Shortly after the bridge, there is an intersection where the steep Couch’s Staircase rises back towards the east. This path leads to the south rim of the gorge. The Gorge Trail continuing straight ahead looks tame in comparison as it follows the flow of the creek. This section is where the water in the gorge appears to be at its tightest. The water moves swiftly through the turns squeezing its way through the grooves on the polished rock below.
The path climbs steadily over a short distance to the next waterfall known as the Cavern Cascade. This is a stunning waterfall. The path passes directly behind this waterfall in an amazing piece of trail craftsmanship.
Directly on the other side of Cavern Cascade, the path enters into a man-made cavern known as the Spiral Tunnel. No secret here, the tunnel is a spiraling staircase taking hikers up above the falls and to the creek beyond.
Above the falls the Gorge Trail will continue straight into a section known as The Narrows. The cliff walls rise sharply on either side of the creek. The trail has been squeezed in above the creek along a ledge.
The Glen Cathedral
As the Gorge Trail climbs out of The Narrows it enters a much wider section known as the Glen Cathedral. The creek here is wide and mostly calm.
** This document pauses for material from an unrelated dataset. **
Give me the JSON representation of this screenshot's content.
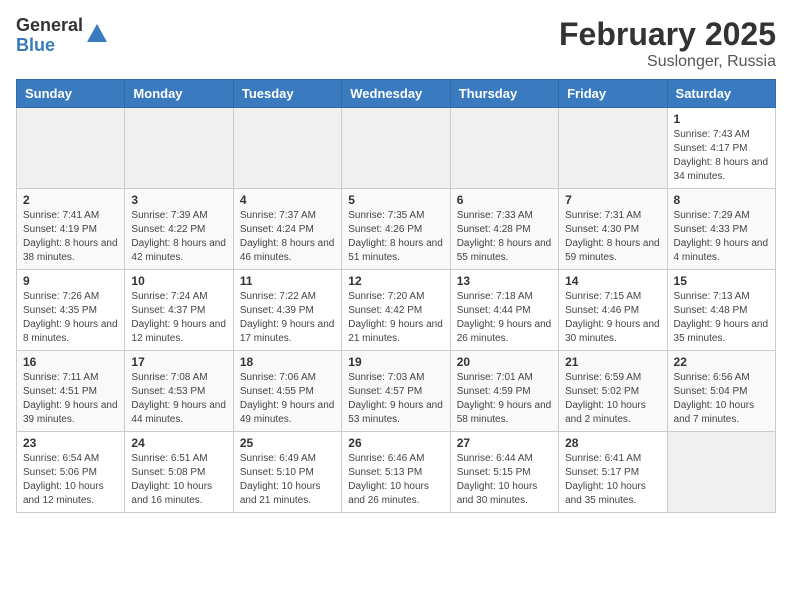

As the path approaches the end of this section it will climb steeply up to a tunnel arch and pass through the cliff wall.
Emerging from the archway hikers are rewarded with views of the Central Cascade. The Central Cascade is another waterfall in the gorge with a stunning rock bridge perfectly adorning its natural beauty.
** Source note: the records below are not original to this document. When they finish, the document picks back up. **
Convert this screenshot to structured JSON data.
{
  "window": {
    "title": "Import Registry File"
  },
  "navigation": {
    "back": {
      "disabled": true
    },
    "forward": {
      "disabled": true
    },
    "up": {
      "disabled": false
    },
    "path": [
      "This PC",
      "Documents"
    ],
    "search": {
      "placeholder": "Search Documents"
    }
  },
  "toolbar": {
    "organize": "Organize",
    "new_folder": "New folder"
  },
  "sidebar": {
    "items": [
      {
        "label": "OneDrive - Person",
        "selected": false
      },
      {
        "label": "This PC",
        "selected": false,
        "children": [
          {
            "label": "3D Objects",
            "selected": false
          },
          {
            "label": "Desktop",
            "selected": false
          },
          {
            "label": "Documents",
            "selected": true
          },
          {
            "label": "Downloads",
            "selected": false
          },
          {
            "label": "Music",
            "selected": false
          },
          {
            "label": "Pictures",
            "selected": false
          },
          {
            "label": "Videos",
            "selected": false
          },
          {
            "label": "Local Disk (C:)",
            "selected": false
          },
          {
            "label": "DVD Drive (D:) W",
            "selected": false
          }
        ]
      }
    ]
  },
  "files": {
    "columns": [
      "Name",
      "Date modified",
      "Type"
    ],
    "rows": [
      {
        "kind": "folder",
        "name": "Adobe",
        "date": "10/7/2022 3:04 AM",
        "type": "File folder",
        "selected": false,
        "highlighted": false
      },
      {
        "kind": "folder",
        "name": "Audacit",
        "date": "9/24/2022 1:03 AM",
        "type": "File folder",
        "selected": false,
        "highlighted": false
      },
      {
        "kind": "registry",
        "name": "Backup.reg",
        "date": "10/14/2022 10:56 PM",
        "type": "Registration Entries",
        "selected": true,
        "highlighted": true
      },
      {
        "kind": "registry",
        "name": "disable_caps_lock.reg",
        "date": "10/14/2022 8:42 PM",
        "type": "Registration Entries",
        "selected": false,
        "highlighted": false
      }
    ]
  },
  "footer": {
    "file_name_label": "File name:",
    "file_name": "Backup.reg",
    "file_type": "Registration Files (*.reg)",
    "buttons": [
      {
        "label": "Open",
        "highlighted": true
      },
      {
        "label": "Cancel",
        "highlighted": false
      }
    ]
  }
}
Glen Creek at the Central Cascade
The Gorge Trail crosses over the Central Cascade bridge. Glen Creek has etched deep curving contours into the area just above the waterfall which can be taken in from the bridge.
Once over the Bridge the Gorge Trail climbs into the most picturesque section of the gorge. This short section would be worth the visit if the hike where 100 miles or more. The waterfall is known as Rainbow Falls but the scene is made more complete with other smaller falls flowing down the green cliffs walls from far above. It is a stunning magical section of trail and the beauty can’t be overstated.
The Rainbow Falls Stone Bridge
The trail passes under the streams of water falling from the cliff above on its way up to yet another perfectly placed stone bridge over the peak of Rainbow Falls. Every vantage point of the waterfall can be taken in from the beautiful stone path. Better get here early if you want this spot serenely to yourself.
Once over the Rainbow Falls bridge the Gorge Trail and the Gorge Creek quickly level out for a short distance. This part of the path and creek meander more softly through the gorge. Before long both climb quickly adjacent to a section of swirling cascades known as Spiral Gorge.
The Mile Point Bridge
Once at the top of Spiral Gorge the Gorge Trail will once again arrive at an intersection. Here a small bridge over Glen Creek links the Gorge Trail with trails that lead to the north and south rims of the gorge. This is also the 1-mile marker for hiking the Watkins Glen Gorge Trail. Yes, all of the above beauty is crammed into one short mile.
Beyond Mile Point Bridge
Beyond the Mile Point Bridge, the Glen Creek and subsequently the Gorge Trail become much flatter and calmer as the trail emerges from the deep gorge. This part of the trail while still beautiful lacks the grandeur that accompanies the rest of the path.
The Railroad Trestles
At almost 1.5 miles the trail reaches a steep staircase that takes hikers up to the North Entrance. At the base of the staircase stands the trestles for an old railroad line that is still in use. The gorge is still deep in this section and it is an odd sight to see these metal towers reaching down into its depths to support the tracks above.
The Way Back
If you intend to take the shuttle back to the main parking area then climb the stairs. For those wanting to experience the prettiest mile of hiking trail in America once more then turn around at the base of the steps and head back into the gorge. If you want to hike back with some different scenery head up the steps and take the Indian Trail back along the top of the north side of the gorge.